• DATA TO USE:
[Start of Attachment]

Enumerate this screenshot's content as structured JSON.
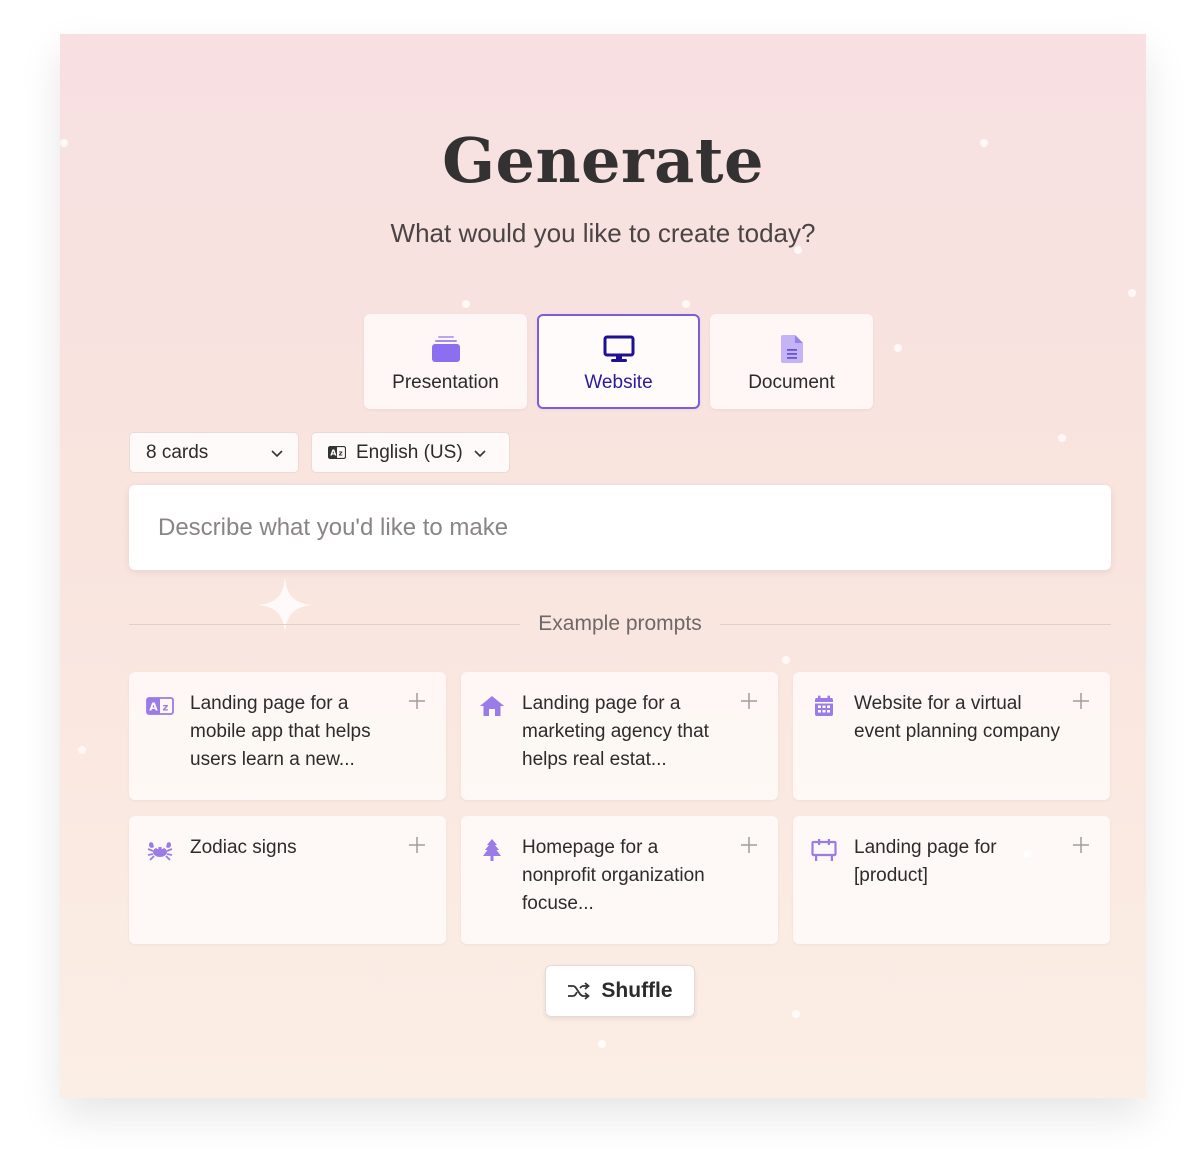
{
  "header": {
    "title": "Generate",
    "subtitle": "What would you like to create today?"
  },
  "modes": [
    {
      "label": "Presentation",
      "icon": "presentation-icon",
      "active": false
    },
    {
      "label": "Website",
      "icon": "monitor-icon",
      "active": true
    },
    {
      "label": "Document",
      "icon": "document-icon",
      "active": false
    }
  ],
  "controls": {
    "cards_select": "8 cards",
    "language_select": "English (US)"
  },
  "prompt": {
    "placeholder": "Describe what you'd like to make",
    "value": ""
  },
  "examples": {
    "heading": "Example prompts",
    "items": [
      {
        "text": "Landing page for a mobile app that helps users learn a new...",
        "icon": "translate-icon"
      },
      {
        "text": "Landing page for a marketing agency that helps real estat...",
        "icon": "house-icon"
      },
      {
        "text": "Website for a virtual event planning company",
        "icon": "calendar-icon"
      },
      {
        "text": "Zodiac signs",
        "icon": "crab-icon"
      },
      {
        "text": "Homepage for a nonprofit organization focuse...",
        "icon": "tree-icon"
      },
      {
        "text": "Landing page for [product]",
        "icon": "billboard-icon"
      }
    ]
  },
  "shuffle_label": "Shuffle",
  "colors": {
    "accent": "#7b5ee0",
    "accent_dark": "#2a1b9e",
    "icon_purple": "#9a7be8"
  }
}
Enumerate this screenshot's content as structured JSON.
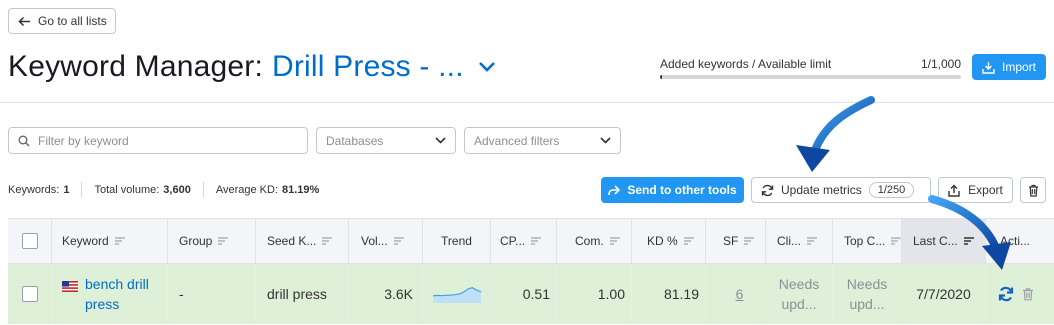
{
  "nav": {
    "back_label": "Go to all lists"
  },
  "header": {
    "title_prefix": "Keyword Manager:",
    "list_name": "Drill Press - ...",
    "limit_label": "Added keywords / Available limit",
    "limit_count": "1/1,000",
    "limit_progress": 0.001,
    "import_label": "Import"
  },
  "filters": {
    "keyword_placeholder": "Filter by keyword",
    "databases_label": "Databases",
    "advanced_label": "Advanced filters"
  },
  "stats": {
    "keywords_label": "Keywords:",
    "keywords_value": "1",
    "volume_label": "Total volume:",
    "volume_value": "3,600",
    "kd_label": "Average KD:",
    "kd_value": "81.19%"
  },
  "toolbar": {
    "send_label": "Send to other tools",
    "update_label": "Update metrics",
    "update_count": "1/250",
    "export_label": "Export"
  },
  "table": {
    "columns": [
      "Keyword",
      "Group",
      "Seed K...",
      "Vol...",
      "Trend",
      "CP...",
      "Com.",
      "KD %",
      "SF",
      "Cli...",
      "Top C...",
      "Last C...",
      "Acti..."
    ],
    "rows": [
      {
        "keyword": "bench drill press",
        "keyword_line1": "bench drill",
        "keyword_line2": "press",
        "group": "-",
        "seed": "drill press",
        "volume": "3.6K",
        "trend": [
          0.4,
          0.42,
          0.41,
          0.43,
          0.44,
          0.46,
          0.5,
          0.6,
          0.78,
          0.85,
          0.72,
          0.62
        ],
        "cpc": "0.51",
        "com": "1.00",
        "kd": "81.19",
        "sf": "6",
        "clicks_line1": "Needs",
        "clicks_line2": "upd...",
        "top_line1": "Needs",
        "top_line2": "upd...",
        "last_checked": "7/7/2020"
      }
    ]
  },
  "colors": {
    "accent": "#2196f3",
    "link": "#006dca",
    "row_highlight": "#dff0d8",
    "annotation_arrow": "#1565c0"
  }
}
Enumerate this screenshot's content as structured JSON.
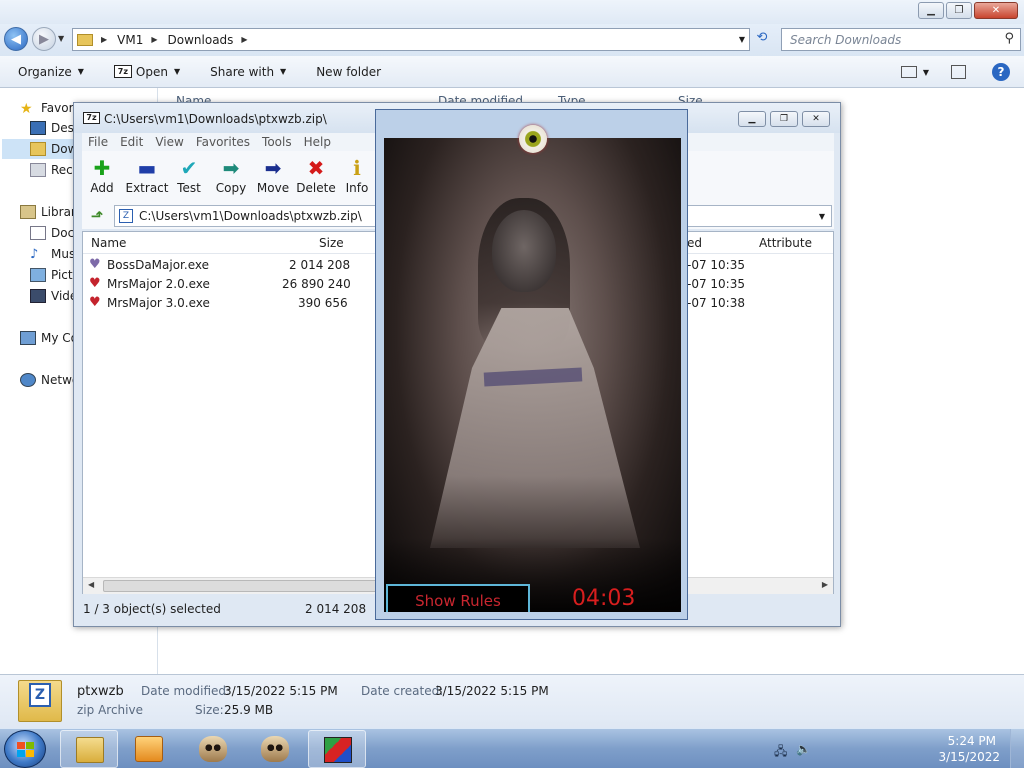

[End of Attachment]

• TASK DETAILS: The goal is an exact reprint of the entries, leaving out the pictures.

• ANSWER FOR THIS EXERCISE:
Enumerate this screenshot's content as structured JSON.
{
  "header": {
    "title": "Generate",
    "subtitle": "What would you like to create today?"
  },
  "modes": [
    {
      "label": "Presentation",
      "icon": "presentation-icon",
      "active": false
    },
    {
      "label": "Website",
      "icon": "monitor-icon",
      "active": true
    },
    {
      "label": "Document",
      "icon": "document-icon",
      "active": false
    }
  ],
  "controls": {
    "cards_select": "8 cards",
    "language_select": "English (US)"
  },
  "prompt": {
    "placeholder": "Describe what you'd like to make",
    "value": ""
  },
  "examples": {
    "heading": "Example prompts",
    "items": [
      {
        "text": "Landing page for a mobile app that helps users learn a new...",
        "icon": "translate-icon"
      },
      {
        "text": "Landing page for a marketing agency that helps real estat...",
        "icon": "house-icon"
      },
      {
        "text": "Website for a virtual event planning company",
        "icon": "calendar-icon"
      },
      {
        "text": "Zodiac signs",
        "icon": "crab-icon"
      },
      {
        "text": "Homepage for a nonprofit organization focuse...",
        "icon": "tree-icon"
      },
      {
        "text": "Landing page for [product]",
        "icon": "billboard-icon"
      }
    ]
  },
  "shuffle_label": "Shuffle",
  "colors": {
    "accent": "#7b5ee0",
    "accent_dark": "#2a1b9e",
    "icon_purple": "#9a7be8"
  }
}
Enumerate this screenshot's content as structured JSON.
{
  "nav": {
    "back_label": "Go to all lists"
  },
  "header": {
    "title_prefix": "Keyword Manager:",
    "list_name": "Drill Press - ...",
    "limit_label": "Added keywords / Available limit",
    "limit_count": "1/1,000",
    "limit_progress": 0.001,
    "import_label": "Import"
  },
  "filters": {
    "keyword_placeholder": "Filter by keyword",
    "databases_label": "Databases",
    "advanced_label": "Advanced filters"
  },
  "stats": {
    "keywords_label": "Keywords:",
    "keywords_value": "1",
    "volume_label": "Total volume:",
    "volume_value": "3,600",
    "kd_label": "Average KD:",
    "kd_value": "81.19%"
  },
  "toolbar": {
    "send_label": "Send to other tools",
    "update_label": "Update metrics",
    "update_count": "1/250",
    "export_label": "Export"
  },
  "table": {
    "columns": [
      "Keyword",
      "Group",
      "Seed K...",
      "Vol...",
      "Trend",
      "CP...",
      "Com.",
      "KD %",
      "SF",
      "Cli...",
      "Top C...",
      "Last C...",
      "Acti..."
    ],
    "rows": [
      {
        "keyword": "bench drill press",
        "keyword_line1": "bench drill",
        "keyword_line2": "press",
        "group": "-",
        "seed": "drill press",
        "volume": "3.6K",
        "trend": [
          0.4,
          0.42,
          0.41,
          0.43,
          0.44,
          0.46,
          0.5,
          0.6,
          0.78,
          0.85,
          0.72,
          0.62
        ],
        "cpc": "0.51",
        "com": "1.00",
        "kd": "81.19",
        "sf": "6",
        "clicks_line1": "Needs",
        "clicks_line2": "upd...",
        "top_line1": "Needs",
        "top_line2": "upd...",
        "last_checked": "7/7/2020"
      }
    ]
  },
  "colors": {
    "accent": "#2196f3",
    "link": "#006dca",
    "row_highlight": "#dff0d8",
    "annotation_arrow": "#1565c0"
  }
}
Enumerate this screenshot's content as structured JSON.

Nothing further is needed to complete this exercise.